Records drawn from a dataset
□ □ □
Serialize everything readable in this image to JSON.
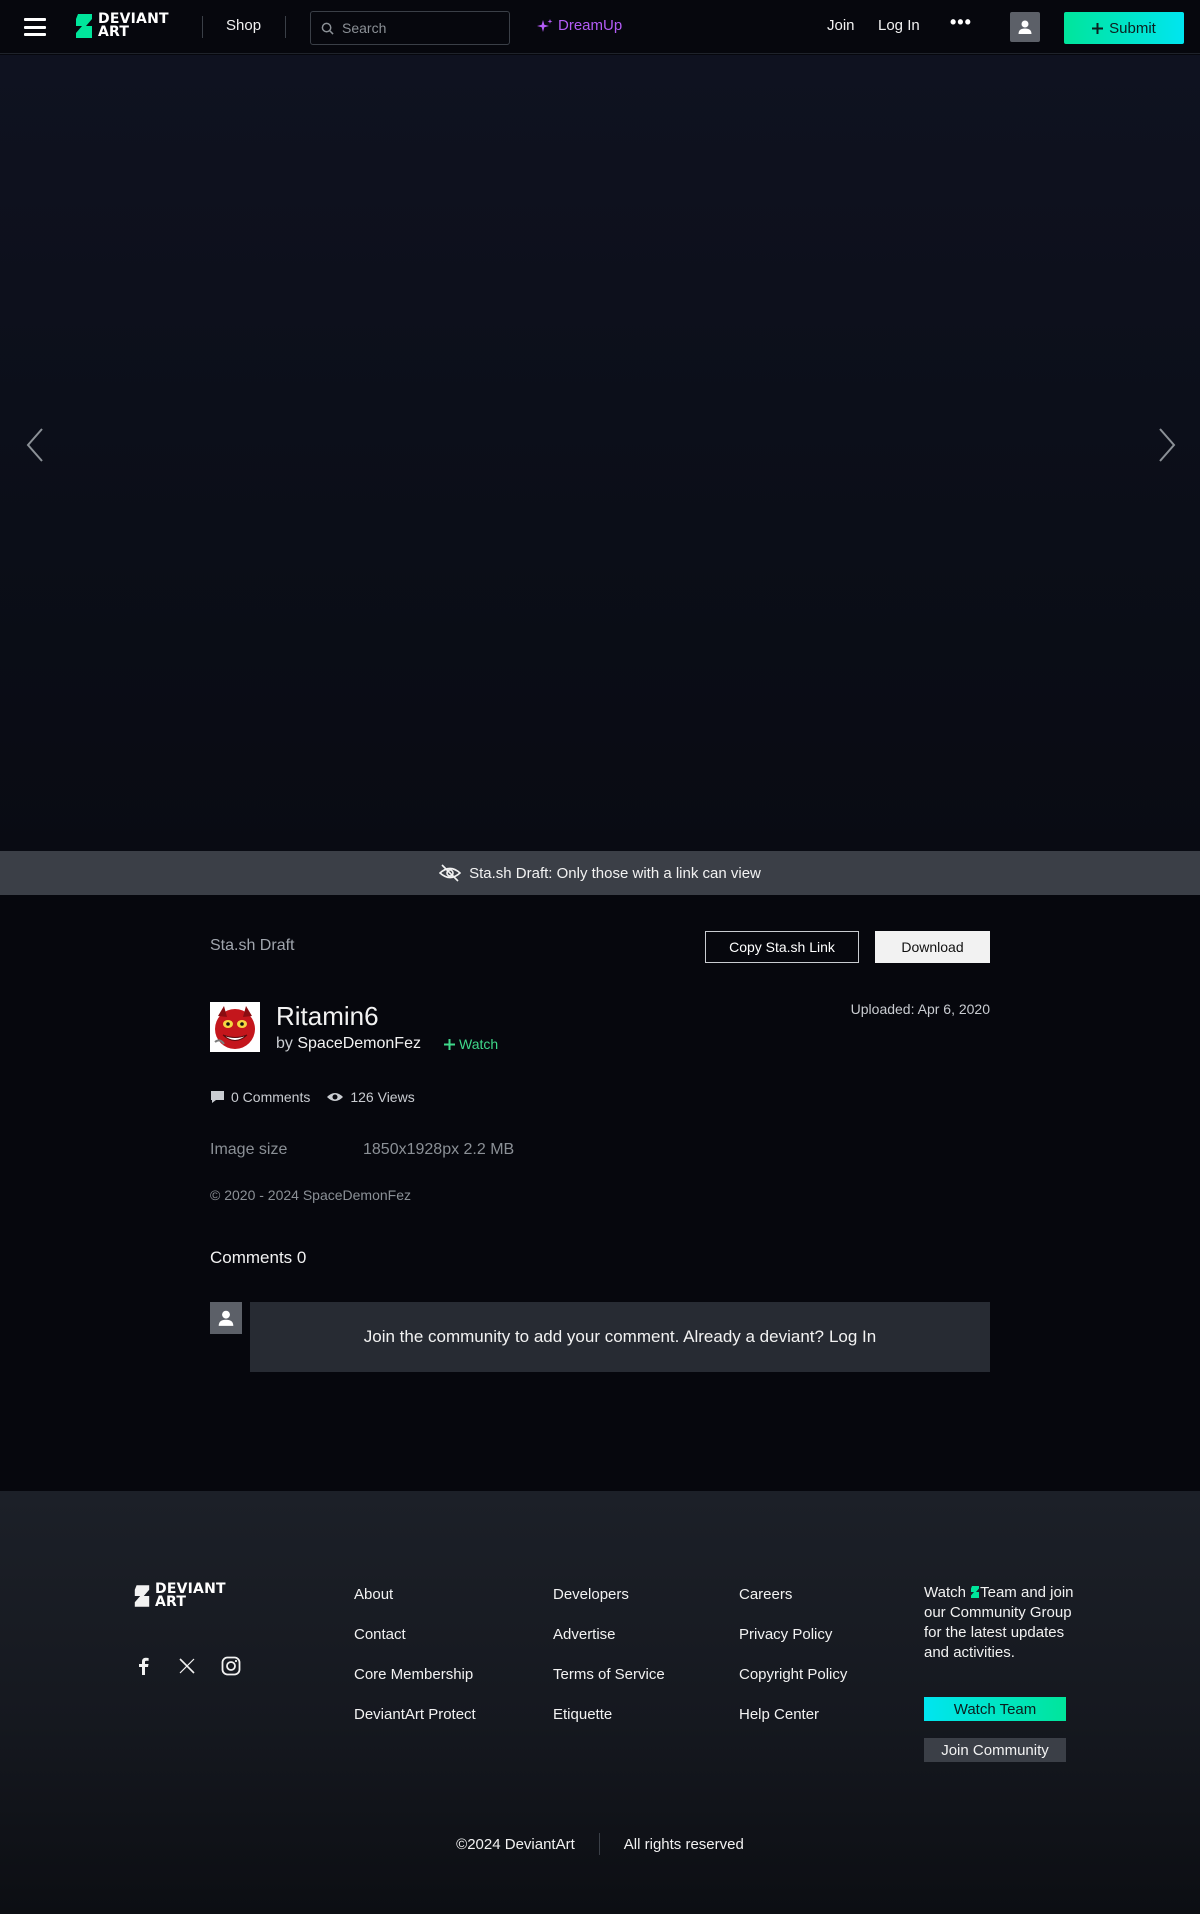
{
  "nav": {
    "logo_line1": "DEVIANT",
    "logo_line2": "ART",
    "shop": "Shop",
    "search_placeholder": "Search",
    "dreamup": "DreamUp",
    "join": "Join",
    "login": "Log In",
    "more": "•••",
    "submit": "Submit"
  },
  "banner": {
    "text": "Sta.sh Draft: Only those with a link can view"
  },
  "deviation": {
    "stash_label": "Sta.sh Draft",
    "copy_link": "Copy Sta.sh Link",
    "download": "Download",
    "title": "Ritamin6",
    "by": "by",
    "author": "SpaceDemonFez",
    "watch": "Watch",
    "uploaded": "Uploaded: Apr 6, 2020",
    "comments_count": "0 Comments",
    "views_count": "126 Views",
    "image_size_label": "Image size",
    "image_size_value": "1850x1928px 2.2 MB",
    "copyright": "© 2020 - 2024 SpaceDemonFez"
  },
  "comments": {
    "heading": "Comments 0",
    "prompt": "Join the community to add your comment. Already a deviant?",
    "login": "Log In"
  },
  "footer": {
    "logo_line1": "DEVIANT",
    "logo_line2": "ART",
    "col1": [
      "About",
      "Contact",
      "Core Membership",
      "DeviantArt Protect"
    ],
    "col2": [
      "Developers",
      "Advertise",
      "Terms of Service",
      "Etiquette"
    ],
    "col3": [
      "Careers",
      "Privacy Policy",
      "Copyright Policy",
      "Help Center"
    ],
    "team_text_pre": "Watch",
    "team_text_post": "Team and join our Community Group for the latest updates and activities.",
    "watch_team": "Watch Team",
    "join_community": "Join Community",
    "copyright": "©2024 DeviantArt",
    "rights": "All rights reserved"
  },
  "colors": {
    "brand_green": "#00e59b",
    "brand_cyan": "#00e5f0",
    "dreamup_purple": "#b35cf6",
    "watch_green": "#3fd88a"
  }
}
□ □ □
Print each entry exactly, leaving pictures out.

Serialize everything readable in this image to JSON.
{
  "nav": {
    "logo_line1": "DEVIANT",
    "logo_line2": "ART",
    "shop": "Shop",
    "search_placeholder": "Search",
    "dreamup": "DreamUp",
    "join": "Join",
    "login": "Log In",
    "more": "•••",
    "submit": "Submit"
  },
  "banner": {
    "text": "Sta.sh Draft: Only those with a link can view"
  },
  "deviation": {
    "stash_label": "Sta.sh Draft",
    "copy_link": "Copy Sta.sh Link",
    "download": "Download",
    "title": "Ritamin6",
    "by": "by",
    "author": "SpaceDemonFez",
    "watch": "Watch",
    "uploaded": "Uploaded: Apr 6, 2020",
    "comments_count": "0 Comments",
    "views_count": "126 Views",
    "image_size_label": "Image size",
    "image_size_value": "1850x1928px 2.2 MB",
    "copyright": "© 2020 - 2024 SpaceDemonFez"
  },
  "comments": {
    "heading": "Comments 0",
    "prompt": "Join the community to add your comment. Already a deviant?",
    "login": "Log In"
  },
  "footer": {
    "logo_line1": "DEVIANT",
    "logo_line2": "ART",
    "col1": [
      "About",
      "Contact",
      "Core Membership",
      "DeviantArt Protect"
    ],
    "col2": [
      "Developers",
      "Advertise",
      "Terms of Service",
      "Etiquette"
    ],
    "col3": [
      "Careers",
      "Privacy Policy",
      "Copyright Policy",
      "Help Center"
    ],
    "team_text_pre": "Watch",
    "team_text_post": "Team and join our Community Group for the latest updates and activities.",
    "watch_team": "Watch Team",
    "join_community": "Join Community",
    "copyright": "©2024 DeviantArt",
    "rights": "All rights reserved"
  },
  "colors": {
    "brand_green": "#00e59b",
    "brand_cyan": "#00e5f0",
    "dreamup_purple": "#b35cf6",
    "watch_green": "#3fd88a"
  }
}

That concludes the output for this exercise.